EXTRACTED INFORMATION —
+ + +

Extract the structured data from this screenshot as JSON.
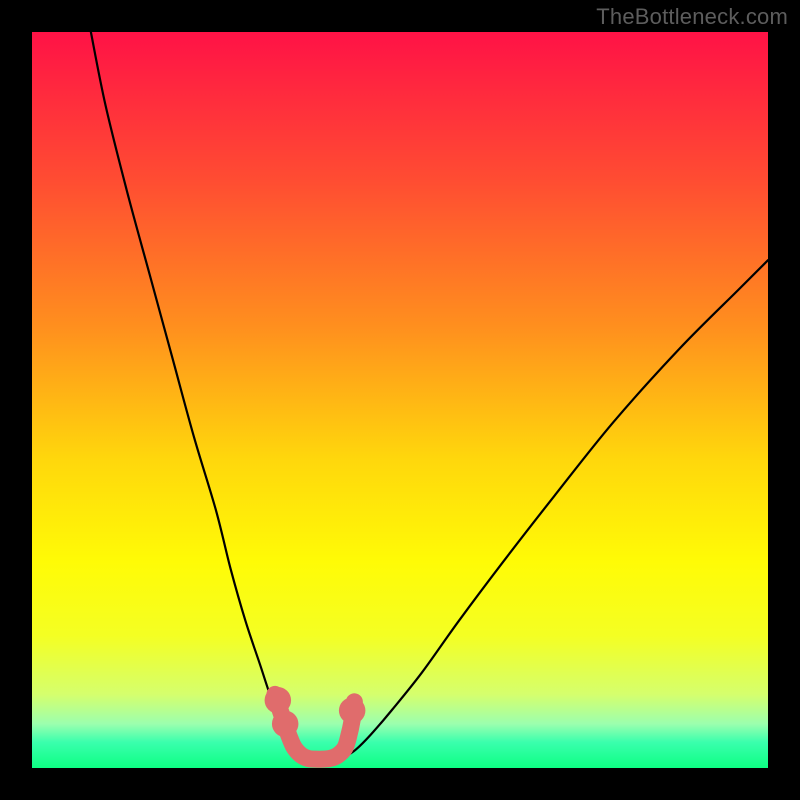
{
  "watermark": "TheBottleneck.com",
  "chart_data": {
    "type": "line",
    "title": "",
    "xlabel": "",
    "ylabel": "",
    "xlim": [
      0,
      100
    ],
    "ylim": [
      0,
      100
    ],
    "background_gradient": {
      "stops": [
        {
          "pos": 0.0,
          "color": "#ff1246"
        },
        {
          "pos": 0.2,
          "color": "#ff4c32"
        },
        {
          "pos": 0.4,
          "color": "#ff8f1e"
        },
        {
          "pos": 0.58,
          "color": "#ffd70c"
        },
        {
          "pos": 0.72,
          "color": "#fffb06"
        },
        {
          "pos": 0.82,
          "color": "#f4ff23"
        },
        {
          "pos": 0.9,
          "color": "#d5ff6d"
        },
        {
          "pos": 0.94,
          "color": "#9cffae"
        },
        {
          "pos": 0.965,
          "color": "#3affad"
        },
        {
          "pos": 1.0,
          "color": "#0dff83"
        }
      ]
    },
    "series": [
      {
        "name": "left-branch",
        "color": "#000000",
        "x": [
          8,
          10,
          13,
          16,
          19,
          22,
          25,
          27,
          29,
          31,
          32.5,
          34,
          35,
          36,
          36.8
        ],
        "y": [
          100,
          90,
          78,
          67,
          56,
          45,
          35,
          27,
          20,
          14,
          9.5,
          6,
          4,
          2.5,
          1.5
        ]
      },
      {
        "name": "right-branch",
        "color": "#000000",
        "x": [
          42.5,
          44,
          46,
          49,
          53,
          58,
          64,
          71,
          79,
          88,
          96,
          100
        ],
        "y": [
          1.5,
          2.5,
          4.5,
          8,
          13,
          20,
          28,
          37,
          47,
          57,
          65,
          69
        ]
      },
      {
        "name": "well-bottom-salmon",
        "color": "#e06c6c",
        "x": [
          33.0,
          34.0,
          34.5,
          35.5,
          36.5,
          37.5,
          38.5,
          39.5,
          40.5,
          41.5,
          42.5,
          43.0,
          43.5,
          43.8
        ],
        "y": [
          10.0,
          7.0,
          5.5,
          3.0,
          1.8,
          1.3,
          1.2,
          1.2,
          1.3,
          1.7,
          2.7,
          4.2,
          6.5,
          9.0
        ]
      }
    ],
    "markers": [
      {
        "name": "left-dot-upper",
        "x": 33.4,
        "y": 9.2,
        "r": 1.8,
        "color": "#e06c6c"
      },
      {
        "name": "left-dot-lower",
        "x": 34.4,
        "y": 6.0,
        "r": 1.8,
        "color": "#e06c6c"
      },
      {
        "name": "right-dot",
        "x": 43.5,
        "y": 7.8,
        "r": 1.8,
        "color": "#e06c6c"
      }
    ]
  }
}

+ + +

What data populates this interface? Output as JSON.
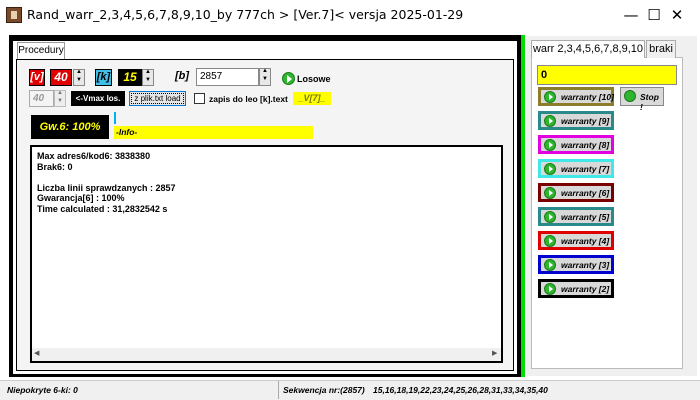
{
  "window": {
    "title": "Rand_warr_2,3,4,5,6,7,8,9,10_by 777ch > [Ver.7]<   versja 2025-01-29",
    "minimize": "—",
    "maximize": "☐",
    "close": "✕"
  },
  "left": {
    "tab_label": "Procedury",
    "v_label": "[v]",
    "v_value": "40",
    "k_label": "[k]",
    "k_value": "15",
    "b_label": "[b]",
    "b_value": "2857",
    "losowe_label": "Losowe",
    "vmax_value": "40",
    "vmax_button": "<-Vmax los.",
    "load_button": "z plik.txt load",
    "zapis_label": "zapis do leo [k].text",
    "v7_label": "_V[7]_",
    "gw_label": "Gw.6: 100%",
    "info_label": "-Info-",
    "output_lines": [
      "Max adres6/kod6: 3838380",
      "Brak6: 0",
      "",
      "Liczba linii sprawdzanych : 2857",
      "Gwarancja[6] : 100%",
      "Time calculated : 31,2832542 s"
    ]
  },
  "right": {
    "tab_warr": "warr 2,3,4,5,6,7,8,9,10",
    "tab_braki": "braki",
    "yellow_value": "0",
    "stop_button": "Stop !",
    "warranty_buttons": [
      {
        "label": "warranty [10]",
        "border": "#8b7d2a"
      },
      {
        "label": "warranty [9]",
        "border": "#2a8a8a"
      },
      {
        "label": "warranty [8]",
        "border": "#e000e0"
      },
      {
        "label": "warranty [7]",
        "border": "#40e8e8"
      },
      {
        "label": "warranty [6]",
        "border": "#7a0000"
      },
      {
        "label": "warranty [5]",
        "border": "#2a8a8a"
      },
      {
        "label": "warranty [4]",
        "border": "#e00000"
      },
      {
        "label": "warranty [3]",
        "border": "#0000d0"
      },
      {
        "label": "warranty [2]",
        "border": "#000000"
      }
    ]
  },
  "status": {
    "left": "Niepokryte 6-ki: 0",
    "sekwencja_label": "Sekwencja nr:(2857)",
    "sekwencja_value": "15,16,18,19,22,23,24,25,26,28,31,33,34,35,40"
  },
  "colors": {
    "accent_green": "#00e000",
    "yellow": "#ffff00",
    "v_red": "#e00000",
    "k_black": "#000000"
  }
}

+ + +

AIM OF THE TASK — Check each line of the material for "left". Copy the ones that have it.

TASK SOLUTION —
        "name": "left-branch",
        "name": "left-dot-upper",
        "name": "left-dot-lower",
  "left": {
    "left": "Niepokryte 6-ki: 0",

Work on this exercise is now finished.